“I can tell that family is a big part of your life ma’am.”
“They are my life. I’m eighty-seven years old. They keep me going.
"They must especially be a comfort to you since your husband, Willie passed. How long has it been? Six months now?”
“Eight months, two weeks, three days,’ she breathed slightly less than a whisper.
"Of course," Clint replied mustering as much false sympathy as he could. He wondered why the hell they didn't list this one first. This was her deepest desire. “Every day must feel empty without him.” Clint continued in his best “I can feel your pain” voice. “You were together longer than I’ve been alive, longer my parents have been alive for that matter. I couldn’t imagine losing someone who I've shared the most intimate moments of my life with, from childhood to old age. The absolute hardest part must be going to sleep and waking up without him by your side." Clint knew he was laying it on a bit thick, but Esther's succession of sigh/moans over the line gave him the confidence to going further. "I bet you'd give anything to have one more day with him."
“Yes. I wait for the day when we will be together again in the Kingdom of God. But I don’t see where this is any of your…”

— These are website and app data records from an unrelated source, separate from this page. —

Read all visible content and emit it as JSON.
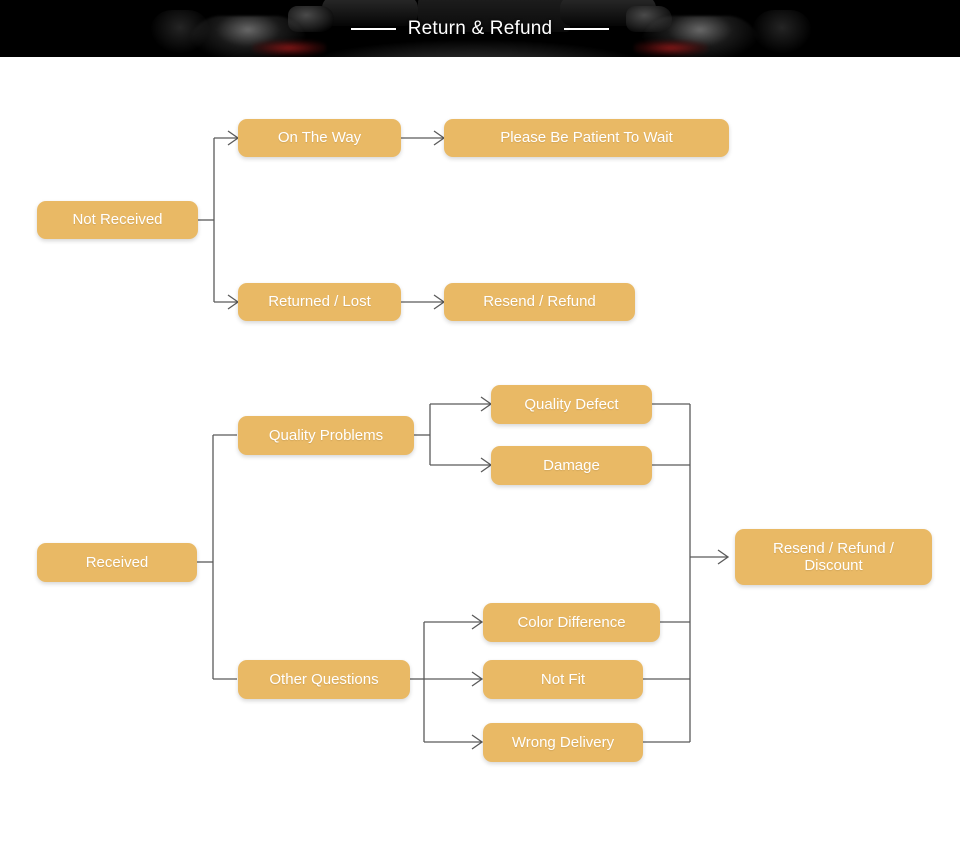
{
  "banner": {
    "title": "Return & Refund",
    "background_color": "#000000",
    "title_color": "#ffffff",
    "rule_left": "",
    "rule_right": ""
  },
  "theme": {
    "node_fill": "#E9B965",
    "node_text": "#ffffff",
    "connector_color": "#5a5a5a",
    "page_background": "#ffffff"
  },
  "flow": {
    "not_received": {
      "root": "Not Received",
      "branches": [
        {
          "label": "On The Way",
          "outcome": "Please Be Patient To Wait"
        },
        {
          "label": "Returned / Lost",
          "outcome": "Resend / Refund"
        }
      ]
    },
    "received": {
      "root": "Received",
      "categories": [
        {
          "label": "Quality Problems",
          "issues": [
            "Quality Defect",
            "Damage"
          ]
        },
        {
          "label": "Other Questions",
          "issues": [
            "Color Difference",
            "Not Fit",
            "Wrong Delivery"
          ]
        }
      ],
      "outcome": "Resend / Refund /\nDiscount"
    }
  }
}
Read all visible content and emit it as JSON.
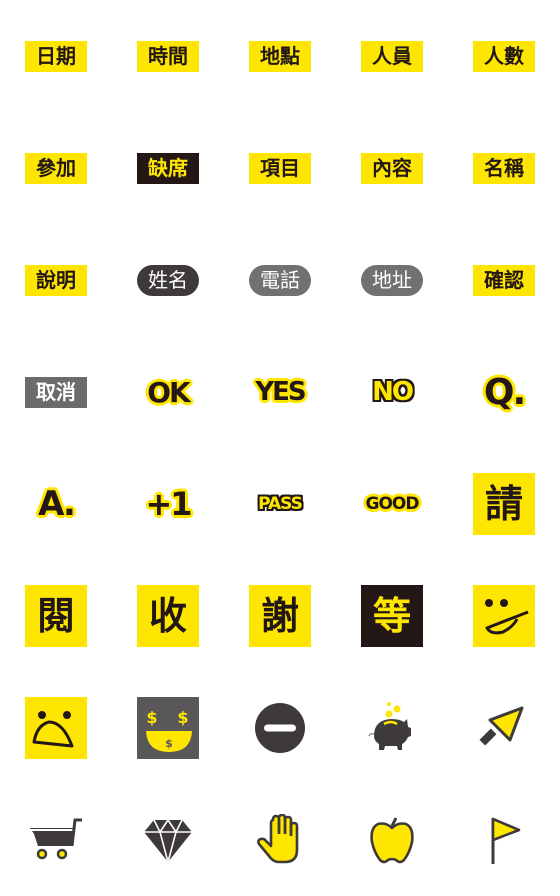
{
  "colors": {
    "yellow": "#ffe600",
    "black": "#231815",
    "dark_gray": "#3e3a39",
    "mid_gray": "#6b6b6b",
    "white": "#ffffff"
  },
  "stickers": {
    "row1": [
      "日期",
      "時間",
      "地點",
      "人員",
      "人數"
    ],
    "row2": [
      "參加",
      "缺席",
      "項目",
      "內容",
      "名稱"
    ],
    "row3": [
      "說明",
      "姓名",
      "電話",
      "地址",
      "確認"
    ],
    "row4": [
      "取消",
      "OK",
      "YES",
      "NO",
      "Q."
    ],
    "row5": [
      "A.",
      "+1",
      "PASS",
      "GOOD",
      "請"
    ],
    "row6": [
      "閱",
      "收",
      "謝",
      "等"
    ]
  },
  "icons": {
    "row6_last": "tongue-smiley-icon",
    "row7": [
      "frown-face-icon",
      "money-eyes-face-icon",
      "no-entry-icon",
      "piggy-bank-icon",
      "cursor-arrow-icon"
    ],
    "row8": [
      "shopping-cart-icon",
      "diamond-icon",
      "raised-hand-icon",
      "apple-icon",
      "flag-icon"
    ]
  }
}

“I do apologize ma’am. I just want you to know that I sympathize with your loss. Faust and Sons want you to know that we are here to provide a respite from your pain in any way possible.” Clint needed to cut her off before she before she could object further. Also, he had one yes now.
The closing was the part of the call where Clint always started to feel a little shitty and could never figure out exactly why. He was giving people exactly what they wanted. If they didn't want it all they had to do was say no. He wasn't twisting any arms. If all the deals were like his, it wasn't that bad. He was only giving up eight hours of his day versus the 24 he'd be giving up in prison. People working in fast food or retail were selling their lives at a much lower rate than he was. So, in the grand scheme of things he wasn't too bad off. But for some reason, he always felt dirty closing a deal.

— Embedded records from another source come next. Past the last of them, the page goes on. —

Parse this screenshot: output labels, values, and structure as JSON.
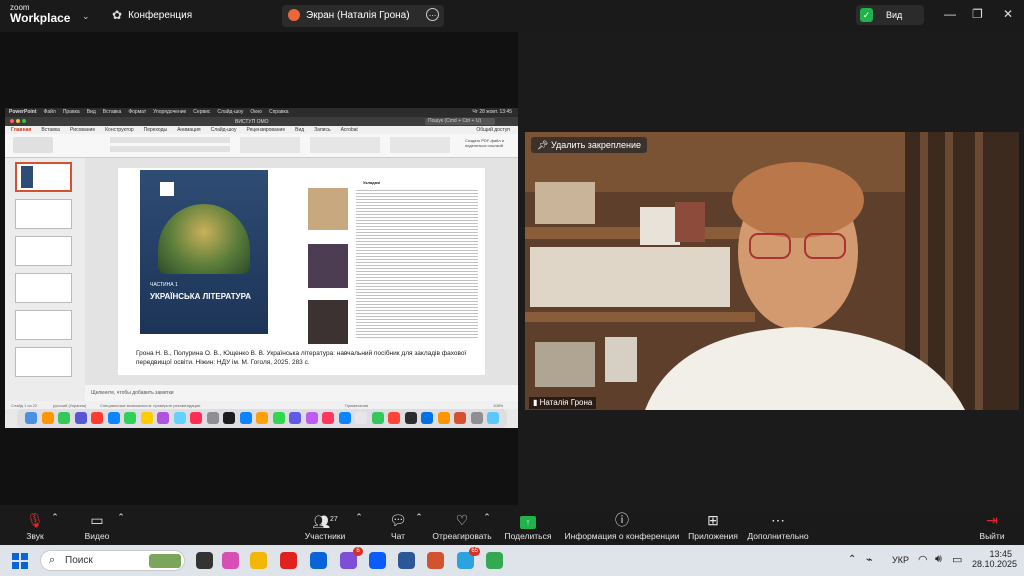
{
  "top_bar": {
    "logo_line1": "zoom",
    "logo_line2": "Workplace",
    "conference_label": "Конференция",
    "share_label": "Экран (Наталія Грона)",
    "view_label": "Вид"
  },
  "shared_screen": {
    "app_menu": [
      "PowerPoint",
      "Файл",
      "Правка",
      "Вид",
      "Вставка",
      "Формат",
      "Упорядочение",
      "Сервис",
      "Слайд-шоу",
      "Окно",
      "Справка"
    ],
    "clock": "Чт 28 жовт. 13:45",
    "doc_title": "ВИСТУП ОМО",
    "search_placeholder": "Пошук (Cmd + Ctrl + U)",
    "ribbon_tabs": [
      "Главная",
      "Вставка",
      "Рисование",
      "Конструктор",
      "Переходы",
      "Анимация",
      "Слайд-шоу",
      "Рецензирование",
      "Вид",
      "Запись",
      "Acrobat"
    ],
    "share_btn": "Общий доступ",
    "ribbon_right": "Создать PDF-файл и поделиться ссылкой",
    "book_part": "ЧАСТИНА 1",
    "book_title": "УКРАЇНСЬКА ЛІТЕРАТУРА",
    "citation": "Грона Н. В., Полурина О. В., Ющенко В. В. Українська література: навчальний посібник для закладів фахової передвищої освіти. Ніжин: НДУ ім. М. Гоголя, 2025. 283 с.",
    "authors_heading": "Укладачі",
    "notes_hint": "Щелкните, чтобы добавить заметки",
    "status_left": "Слайд 1 из 22",
    "status_lang": "русский (Украина)",
    "status_access": "Специальные возможности: проверьте рекомендации",
    "status_notes": "Примечания",
    "status_comments": "Примечания",
    "zoom_level": "108%"
  },
  "video": {
    "unpin_label": "Удалить закрепление",
    "participant_name": "Наталія Грона"
  },
  "toolbar": {
    "audio": "Звук",
    "video": "Видео",
    "participants": "Участники",
    "participants_count": "27",
    "chat": "Чат",
    "react": "Отреагировать",
    "share": "Поделиться",
    "info": "Информация о конференции",
    "apps": "Приложения",
    "more": "Дополнительно",
    "leave": "Выйти"
  },
  "taskbar": {
    "search_placeholder": "Поиск",
    "lang": "УКР",
    "time": "13:45",
    "date": "28.10.2025",
    "badge_viber": "6",
    "badge_telegram": "65"
  },
  "colors": {
    "zoom_blue": "#0b5cff",
    "share_green": "#1fb34a",
    "leave_red": "#e02828"
  }
}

"But he's gone. I don't know what you could do about that."
Clint didn't have an answer for this, but from his time with the company, he's promised some extravagant things. Money, fame, love. It was his first time promising to raise the dead, but he didn't doubt that it was true. Faust and Sons weren't kidding about their "No Lie" Rule. If it was on the screen, he could offer it to her.

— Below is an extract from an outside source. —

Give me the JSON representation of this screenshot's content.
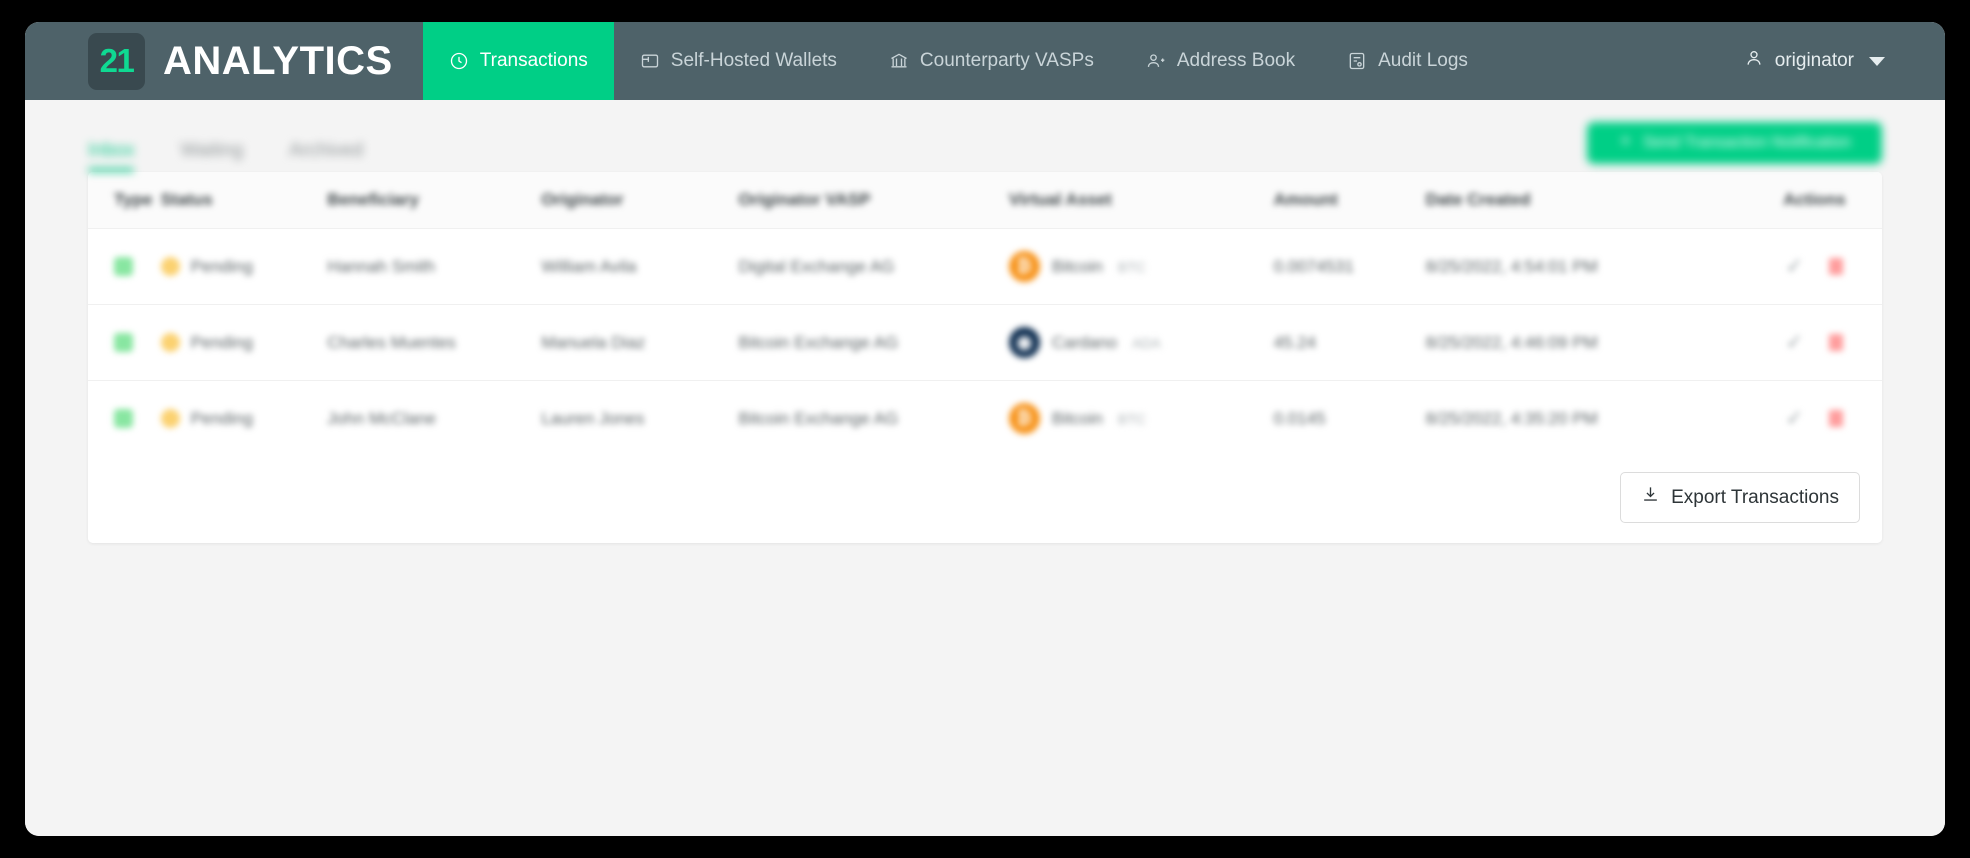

“To be honest with you ma'am, I don't know. It's a little above my pay grade. But I can promise you that Faust and Sons follow through on their promises. You will have more time with husband. I tell you what Ms. Jones. We can send you out the paperwork, you look it over and see if it’s acceptable to you. If you don’t like the terms, don’t sign it. Does that sound fair to you?”
There was no sound on the other end of the line.
“Ms. Jones are you still there?”
“I’m here. I just don’t know about all this. It sounds…”
"As I said, let me just send you the paperwork. When you get it, sit down with a cup of coffee, and look it over. If you don't like what you see, throw it away. But if you do, I can promise you; you will see your husband again. What do you say?”
“Yes, I suppose I can look at it.”
“Thank you, Ms. Jones. I’m sure you won’t be disappointed.”
"Thank you, dear." Esther hung up and went back to her life.
Clint filled out the remaining fields on the screen and got up to stretch again before submitting the application. The same lifeless faces seemed not to have budged an inch since before his call. Those with their mouths open, staring at the ceiling, now had bit more drool on their chin. And RJ was still squinting at his screen. Clint sat back down at his seat. The popup screen on his computer had two buttons on it "Sale" and "No Sale." Staring at the screen, he could see his reflection staring back at him in the dark space behind the buttons. After closing his eyes for a moment, Clint clicked the appropriate button and logged off for that much needed extended bathroom break.